SANTA CLARA, California – – The process of creating the NFL schedule used to be a tedious one, and executives like Val Pinchbeck spent months placing the games one by one on his board until the commissioner could approve a final product.
Making late tweaks or looking for alternative options when a big game moves from early to late in the season wasn’t really possible for all pieces of the intricate puzzle to fit together.
The 272-game schedule the NFL released on Wednesday was completely different. Amazon Web Services computers negotiated the trillions of ways in what day, at what time, and on what network to play each game and the league officials 80,000 of them before making a final decision.
“Now that we have all of the automation and hardware, we basically have 5,000 Vals,” said Mike North, vice president of NFL Broadcast. “Instead of Val making a schedule by hand. We have 5,000 computers that schedule each one. So we have 5,000 Vals out there.”
The planning process begins once the previous season ends and the opponents and websites are blocked for all games. The league asks the teams for suggestions on inquiries as well as the five network partners.
The final piece of the puzzle will be placed after the Super Bowl, with the champion hosting the season opener on Thursday evening. Tampa Bay was used as the host for Dallas in that game.
The league is trying to narrow down the trillions of options by kicking the schedule with around 80 prime-time “seed” games and other premium TV spots like double-header windows and holidays.
“If you start from scratch, go to 100 and hit the button, we could have every computer on the planet and all the years in our lives, and we would still never find one,” said North. “We have to break the problem into bite-sized pieces.”
The schedulers operate with a “leader in the clubhouse” mentality, with a schedule always positioned as a winner until it is replaced.

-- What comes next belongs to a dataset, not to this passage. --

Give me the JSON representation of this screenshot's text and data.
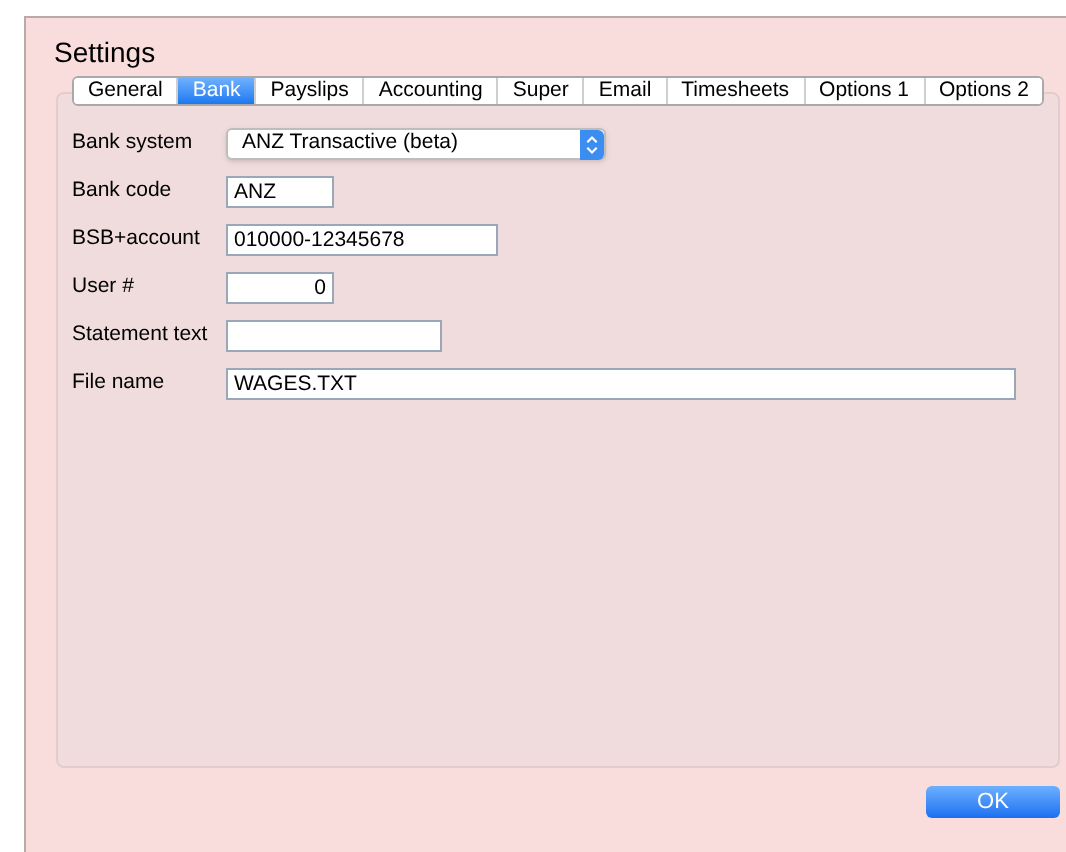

Every morning they get new schedules from the cloud computers and check if anyone is worth being the new leader. They then give instructions to the computers by removing some of the startup games or moving them to other places to see if that helps eliminate other problems.
The process repeats itself until the league has decided on a final option. While at the beginning of the process you could look at hundreds of schedules in a day, you might end up only getting five, all of which could be worth becoming the new leader.
“It’s a constant dance,” said North. “Thank god for the amount of hardware we can get our hands on. Before, when six computers were running side by side, we thought it was space shuttle technology. And now there are literally 5,000 soldiers out there all over the planet scattered, looking at a slightly different branch of the search tree, everyone is trying to find the magical, mythical unicorn on a perfect schedule. “
The NFL switched from the manual map to rooms full of servers that the league had to buy and configure. In 2017, the league signed a contract with Amazon to use cloud technology to create the schedule. In doing so, she took advantage of Amazon’s technology, which uses predictive analytics, to create a more ideal schedule for TV partners.
The deal allowed the NFL to access more computers at a cheaper cost, as Amazon does most of the work outside of business hours when demand for its cloud service is low.
AWS goes through trillions of possibilities, with the league looking at more than 80,000 of them to be considered playable.
“The performance and cost combined allow the NFL to create basically far, much more schedules than anyone could ever read,” said David Brown, vice president of Elastic Compute Cloud at Amazon. “It really allows them to come up with the perfect schedule. The NFL can literally accommodate an infinite number of possible inputs, which simply has never been possible before.”
The process was a little more complicated earlier this year as planners had to allow for both 16- and 17-game seasons to begin with.
While the 17th game added myriad more possible schedules to the equation, it also provided a factor that made it easier. Typically, games are assigned networks with each game where an AFC team is on its way to CBS and an NFC team is on its way to Fox.
Every network loses some of these games to prime-time partners, but the NFL tries to keep them fair for both CBS and Fox. The 16 games added this year are considered “free agents” so in week 6 the NFL could put a premium game like Dallas in New England on CBS without Fox considering it stolen.
With the new TV deal in 2023, all games will start as free agents, which makes the math equation easier, but also means that all network partners will likely have the same needs for big games.
Team requests fall into two main categories. There are usually more than 100 dates that teams cannot play at home due to the availability of the stadium or some other major event in the city and then there are other types of requests.
Some teams like to play one after the other on the opposite coast and spend a week of practice on the street. Some hope to play Thanksgiving or Christmas this season, others ask not to. Warm weather teams want to avoid the cold late in the season, and cold weather teams want to stay away from the heat and humidity in September.
And all of the teams remember every schedule from years past and make sure the NFL knows about them.
“Everyone has very long memories and very specific questions,” said North. “It’s a thankless job threading that needle, knowing we’ll never get there. The whole exercise here is creating the schedule so that all teams are disappointed as minimally and as evenly as possible.”